TASK TO COMPLETE. A faithful copy of all the data is the goal; omit the pictures.

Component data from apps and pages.
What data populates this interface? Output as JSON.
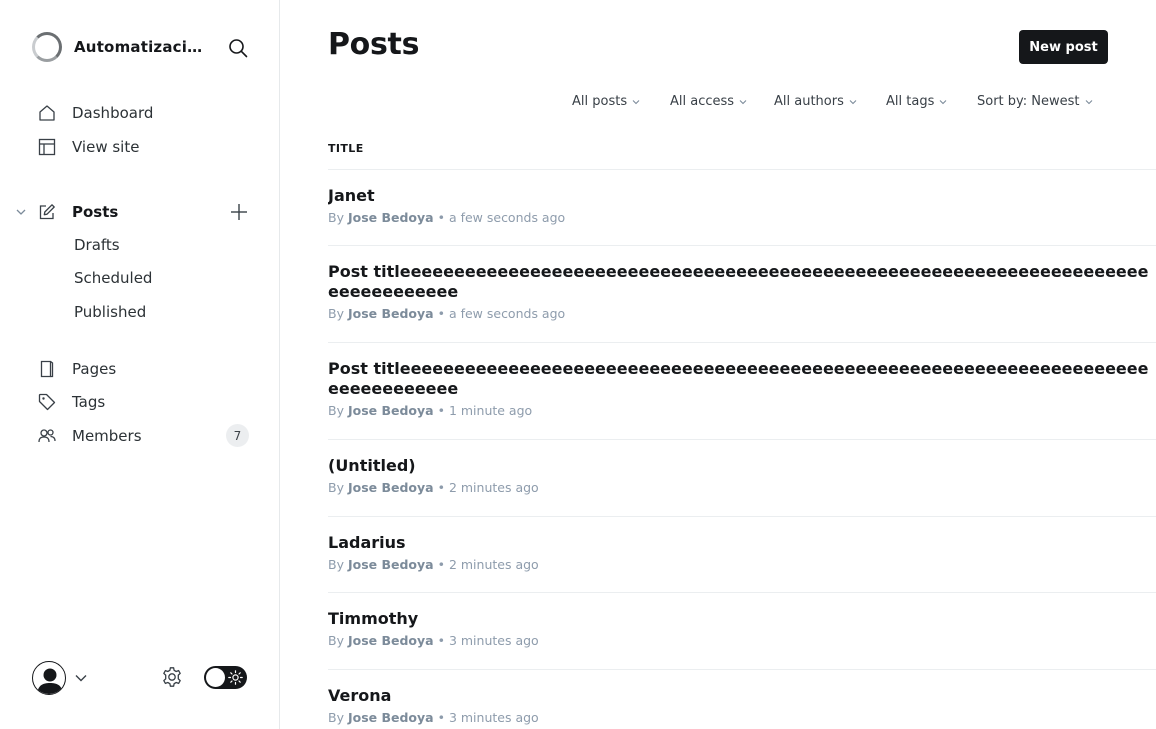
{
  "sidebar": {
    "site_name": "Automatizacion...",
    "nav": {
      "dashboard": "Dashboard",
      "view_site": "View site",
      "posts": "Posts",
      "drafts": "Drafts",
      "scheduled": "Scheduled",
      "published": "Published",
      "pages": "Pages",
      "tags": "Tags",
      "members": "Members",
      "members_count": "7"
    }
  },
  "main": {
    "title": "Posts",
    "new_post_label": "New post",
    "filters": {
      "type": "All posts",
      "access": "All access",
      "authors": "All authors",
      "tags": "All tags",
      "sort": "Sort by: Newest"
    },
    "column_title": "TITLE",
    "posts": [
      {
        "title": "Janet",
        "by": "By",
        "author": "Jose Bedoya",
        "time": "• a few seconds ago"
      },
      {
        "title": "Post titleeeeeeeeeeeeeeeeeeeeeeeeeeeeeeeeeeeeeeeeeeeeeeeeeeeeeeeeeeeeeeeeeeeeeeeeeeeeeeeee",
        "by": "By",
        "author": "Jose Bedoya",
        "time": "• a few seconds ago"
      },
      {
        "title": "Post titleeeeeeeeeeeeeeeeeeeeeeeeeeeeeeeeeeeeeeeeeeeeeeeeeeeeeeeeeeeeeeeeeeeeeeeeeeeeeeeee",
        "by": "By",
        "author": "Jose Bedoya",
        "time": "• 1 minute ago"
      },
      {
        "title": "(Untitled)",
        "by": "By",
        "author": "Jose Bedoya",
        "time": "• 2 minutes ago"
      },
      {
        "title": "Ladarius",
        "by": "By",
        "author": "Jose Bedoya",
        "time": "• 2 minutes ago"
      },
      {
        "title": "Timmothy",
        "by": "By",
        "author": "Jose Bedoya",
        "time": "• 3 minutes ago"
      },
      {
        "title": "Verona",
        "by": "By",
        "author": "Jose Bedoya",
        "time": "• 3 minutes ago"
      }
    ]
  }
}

RESPONSE TO THE EXERCISE.
What data populates this interface? Output as JSON.
{
  "sidebar": {
    "site_name": "Automatizacion...",
    "nav": {
      "dashboard": "Dashboard",
      "view_site": "View site",
      "posts": "Posts",
      "drafts": "Drafts",
      "scheduled": "Scheduled",
      "published": "Published",
      "pages": "Pages",
      "tags": "Tags",
      "members": "Members",
      "members_count": "7"
    }
  },
  "main": {
    "title": "Posts",
    "new_post_label": "New post",
    "filters": {
      "type": "All posts",
      "access": "All access",
      "authors": "All authors",
      "tags": "All tags",
      "sort": "Sort by: Newest"
    },
    "column_title": "TITLE",
    "posts": [
      {
        "title": "Janet",
        "by": "By",
        "author": "Jose Bedoya",
        "time": "• a few seconds ago"
      },
      {
        "title": "Post titleeeeeeeeeeeeeeeeeeeeeeeeeeeeeeeeeeeeeeeeeeeeeeeeeeeeeeeeeeeeeeeeeeeeeeeeeeeeeeeee",
        "by": "By",
        "author": "Jose Bedoya",
        "time": "• a few seconds ago"
      },
      {
        "title": "Post titleeeeeeeeeeeeeeeeeeeeeeeeeeeeeeeeeeeeeeeeeeeeeeeeeeeeeeeeeeeeeeeeeeeeeeeeeeeeeeeee",
        "by": "By",
        "author": "Jose Bedoya",
        "time": "• 1 minute ago"
      },
      {
        "title": "(Untitled)",
        "by": "By",
        "author": "Jose Bedoya",
        "time": "• 2 minutes ago"
      },
      {
        "title": "Ladarius",
        "by": "By",
        "author": "Jose Bedoya",
        "time": "• 2 minutes ago"
      },
      {
        "title": "Timmothy",
        "by": "By",
        "author": "Jose Bedoya",
        "time": "• 3 minutes ago"
      },
      {
        "title": "Verona",
        "by": "By",
        "author": "Jose Bedoya",
        "time": "• 3 minutes ago"
      }
    ]
  }
}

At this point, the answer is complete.